Top of DATA EXTRACT

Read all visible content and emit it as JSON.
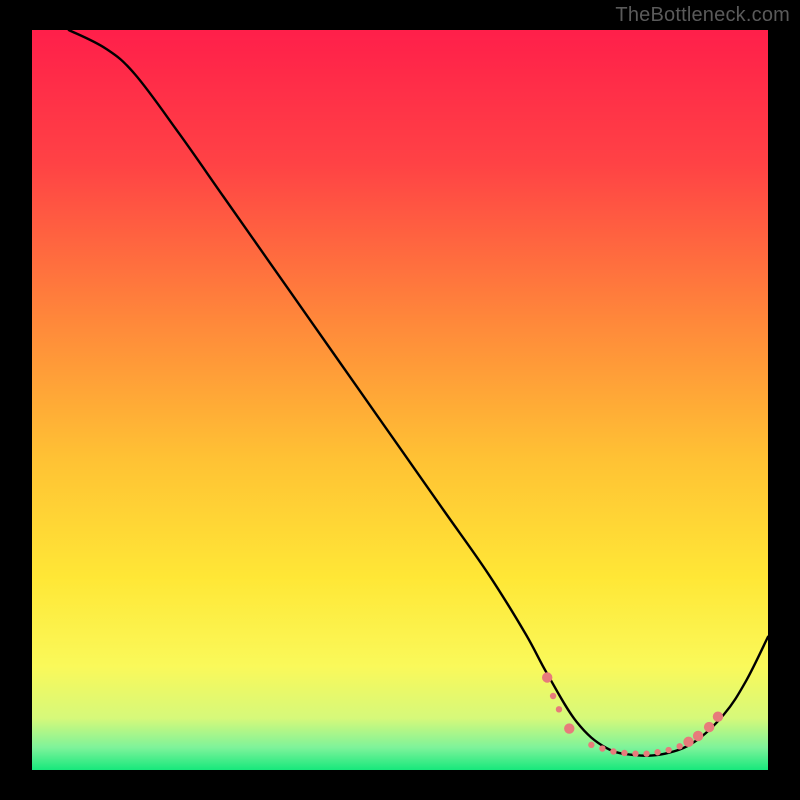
{
  "watermark": "TheBottleneck.com",
  "chart_data": {
    "type": "line",
    "title": "",
    "xlabel": "",
    "ylabel": "",
    "xlim": [
      0,
      100
    ],
    "ylim": [
      0,
      100
    ],
    "gradient_stops": [
      {
        "offset": 0,
        "color": "#ff1f4a"
      },
      {
        "offset": 18,
        "color": "#ff4245"
      },
      {
        "offset": 40,
        "color": "#ff8a3a"
      },
      {
        "offset": 58,
        "color": "#ffc234"
      },
      {
        "offset": 74,
        "color": "#ffe736"
      },
      {
        "offset": 86,
        "color": "#faf95a"
      },
      {
        "offset": 93,
        "color": "#d6f97a"
      },
      {
        "offset": 97,
        "color": "#7df39a"
      },
      {
        "offset": 100,
        "color": "#17e87c"
      }
    ],
    "series": [
      {
        "name": "curve",
        "color": "#000000",
        "x": [
          5,
          10,
          14,
          20,
          26,
          32,
          38,
          44,
          50,
          56,
          62,
          67,
          70,
          74,
          78,
          82,
          86,
          90,
          94,
          97,
          100
        ],
        "y": [
          100,
          97.5,
          94,
          86,
          77.5,
          69,
          60.5,
          52,
          43.5,
          35,
          26.5,
          18.5,
          13,
          6.5,
          3,
          2,
          2.2,
          3.8,
          7.5,
          12,
          18
        ]
      }
    ],
    "markers": {
      "name": "highlight-dots",
      "color": "#e77b7b",
      "radius_large": 5.2,
      "radius_small": 3.2,
      "points": [
        {
          "x": 70.0,
          "y": 12.5,
          "r": "large"
        },
        {
          "x": 70.8,
          "y": 10.0,
          "r": "small"
        },
        {
          "x": 71.6,
          "y": 8.2,
          "r": "small"
        },
        {
          "x": 73.0,
          "y": 5.6,
          "r": "large"
        },
        {
          "x": 76.0,
          "y": 3.4,
          "r": "small"
        },
        {
          "x": 77.5,
          "y": 2.9,
          "r": "small"
        },
        {
          "x": 79.0,
          "y": 2.5,
          "r": "small"
        },
        {
          "x": 80.5,
          "y": 2.3,
          "r": "small"
        },
        {
          "x": 82.0,
          "y": 2.2,
          "r": "small"
        },
        {
          "x": 83.5,
          "y": 2.2,
          "r": "small"
        },
        {
          "x": 85.0,
          "y": 2.4,
          "r": "small"
        },
        {
          "x": 86.5,
          "y": 2.7,
          "r": "small"
        },
        {
          "x": 88.0,
          "y": 3.2,
          "r": "small"
        },
        {
          "x": 89.2,
          "y": 3.8,
          "r": "large"
        },
        {
          "x": 90.5,
          "y": 4.6,
          "r": "large"
        },
        {
          "x": 92.0,
          "y": 5.8,
          "r": "large"
        },
        {
          "x": 93.2,
          "y": 7.2,
          "r": "large"
        }
      ]
    }
  }
}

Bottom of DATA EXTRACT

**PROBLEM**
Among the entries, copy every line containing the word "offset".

**OUTPUT BELOW**
        "offset": 0,
        "offset": 18,
        "offset": 40,
        "offset": 58,
        "offset": 74,
        "offset": 86,
        "offset": 93,
        "offset": 97,
        "offset": 100,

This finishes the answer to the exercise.